Year of see-saw relations ends in thaw between India and Pakistan….writes Aadil Mir
Bilateral ties between neighbours Pakistan and India swung wildly in 2015 — from a breakdown in talks to resuming the interrupted dialogue at the highest level of government.
The year began on a chilly note when Zakiur Rehman Lakhvi, said to be mastermind of Mumbai terror attack, managed to secure bail after six years of incarceration. Since then, bilateral relations have been through ups and downs — more downs than ups.
But as the year drew to a close, there was a dramatic thaw in the frosty relations, with Indian Prime Minister Narendra Modi stopping over at Lahore, on his way home from Afghanistan, to meet Pakistan Prime Minister Nawaz Sharif on the latter’s birthday.
Earlier, the two south Asian leaders had had an impromptu meeting in Paris on November 30, on the sidelines of the Climate Summit.
The Paris meet was followed by the National Security Advisers of the two countries — Ajit Doval of India and Naseer Khan Janjua of Pakistan — holding talks in Bangkok on December 6.
Two days later, India’s External Affairs Minister Sushma Swaraj participated in the Heart of Asia conference in Islamabad where she also met the Pakistani prime minister’s Adviser on Foreign Affairs, Sartaj Aziz.
The conference turned out to be a game-changer for the two South Asian nuclear neighbours.
India and Pakistan agreed to a comprehensive bilateral dialogue, which had earlier got stalled.
The ties between the two countries hit turbulence this year when the Pakistan High Commission in New Delhi invited Hurriyat leaders for a reception on August 23 and Sartaj Aziz planned to separately meet Hurriyat Conference leader Syed Ali Shah Geelani, before his scheduled talks with Indian counterpart Ajit Doval.
But New Delhi rejected the move and, after a series of flip-flops, the curtains came down on proposed talks, a day before the then National Security Adviser Sartaj Aziz was due to land in New Delhi — with bitter accusations and acrimony marking the exchanges.
India said Pakistan was using firing at the Line of Control (LoC) and terror attacks to “run away from the talks” after Pakistan it of “concocting terror incidents and keeping the LoC hot”.
Sharif used the UN General Assembly platform to propose a four-step peace plan in October.
The Indian External Affairs Ministry, however, did not respond to Sharif’s proposal that was peppered with swipes at India for alleged rights violations, for firing at the LoC, and for rejecting the composite dialogue process agreed to in 1997.
On April 20, Pakistan and China signed 51 agreements for cooperation in diverse fields and visiting Chinese President Xi Jinping unveiled a $45-billion investment plan that was aimed to help Pakistan tackle its chronic energy crisis.
India voiced its concern over the proposal for a corridor which it said would pass through Pakistan-held Kashmir.

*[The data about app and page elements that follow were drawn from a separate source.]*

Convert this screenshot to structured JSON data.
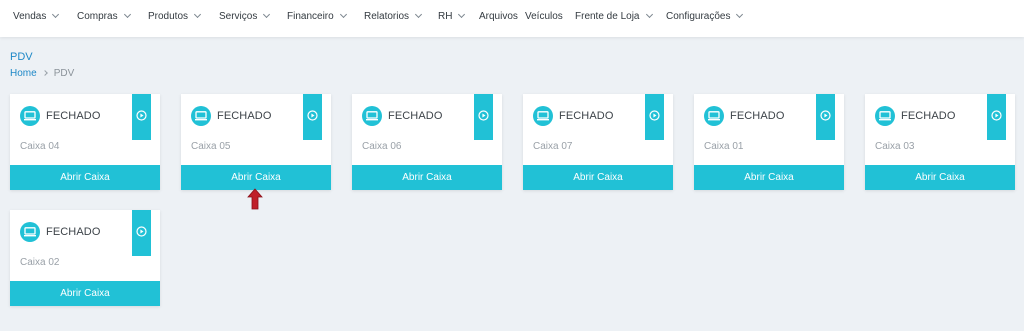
{
  "nav": {
    "items": [
      {
        "label": "Vendas",
        "dropdown": true
      },
      {
        "label": "Compras",
        "dropdown": true
      },
      {
        "label": "Produtos",
        "dropdown": true
      },
      {
        "label": "Serviços",
        "dropdown": true
      },
      {
        "label": "Financeiro",
        "dropdown": true
      },
      {
        "label": "Relatorios",
        "dropdown": true
      },
      {
        "label": "RH",
        "dropdown": true
      },
      {
        "label": "Arquivos",
        "dropdown": false
      },
      {
        "label": "Veículos",
        "dropdown": false
      },
      {
        "label": "Frente de Loja",
        "dropdown": true
      },
      {
        "label": "Configurações",
        "dropdown": true
      }
    ]
  },
  "page": {
    "title": "PDV",
    "breadcrumb": {
      "home": "Home",
      "current": "PDV"
    }
  },
  "cards": [
    {
      "status": "FECHADO",
      "name": "Caixa 04",
      "button": "Abrir Caixa"
    },
    {
      "status": "FECHADO",
      "name": "Caixa 05",
      "button": "Abrir Caixa"
    },
    {
      "status": "FECHADO",
      "name": "Caixa 06",
      "button": "Abrir Caixa"
    },
    {
      "status": "FECHADO",
      "name": "Caixa 07",
      "button": "Abrir Caixa"
    },
    {
      "status": "FECHADO",
      "name": "Caixa 01",
      "button": "Abrir Caixa"
    },
    {
      "status": "FECHADO",
      "name": "Caixa 03",
      "button": "Abrir Caixa"
    },
    {
      "status": "FECHADO",
      "name": "Caixa 02",
      "button": "Abrir Caixa"
    }
  ],
  "colors": {
    "accent": "#21c1d6",
    "link": "#1e88c7",
    "background": "#edf1f5",
    "pointer": "#c0202a"
  },
  "icons": {
    "status": "monitor-icon",
    "play": "play-circle-icon",
    "dropdown": "chevron-down-icon",
    "breadcrumb_separator": "chevron-right-icon",
    "pointer": "red-arrow-up-icon"
  }
}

Apart from the diplomatic stand-off with its neighbour, Pakistan in 2015 was in the grip of terror attacks with hundreds of people, including women and children, being killed in various attacks, mostly led by Pakistan Taliban and its splinter groups.
Pakistani minority communities were the main targets of the extremists.
On June 15, the ongoing Pakistan Army operation “Zarb-e-Azb” (Sharp Strike) completed its first year with the military claiming success in the operation with nearly 3,000 militants killed while over 300 soldiers also lost their lives.
Also in 2015, according to Amnesty International, Pakistan hanged over 300 people on capital charges, mainly terrorism, with the latest hangings being of four terror convicted of killing over 150 people, mostly children, in an army-run public school in provincial capital of Khyber-Pakhtunkhwa, Peshawar.
Observors say that 2016 is likely to see major step up in exchanges between the two feuding neighbours, as the course had been set by Modi’s surprise visit to Lahore and the subsequent dovish statements issued by Sharif.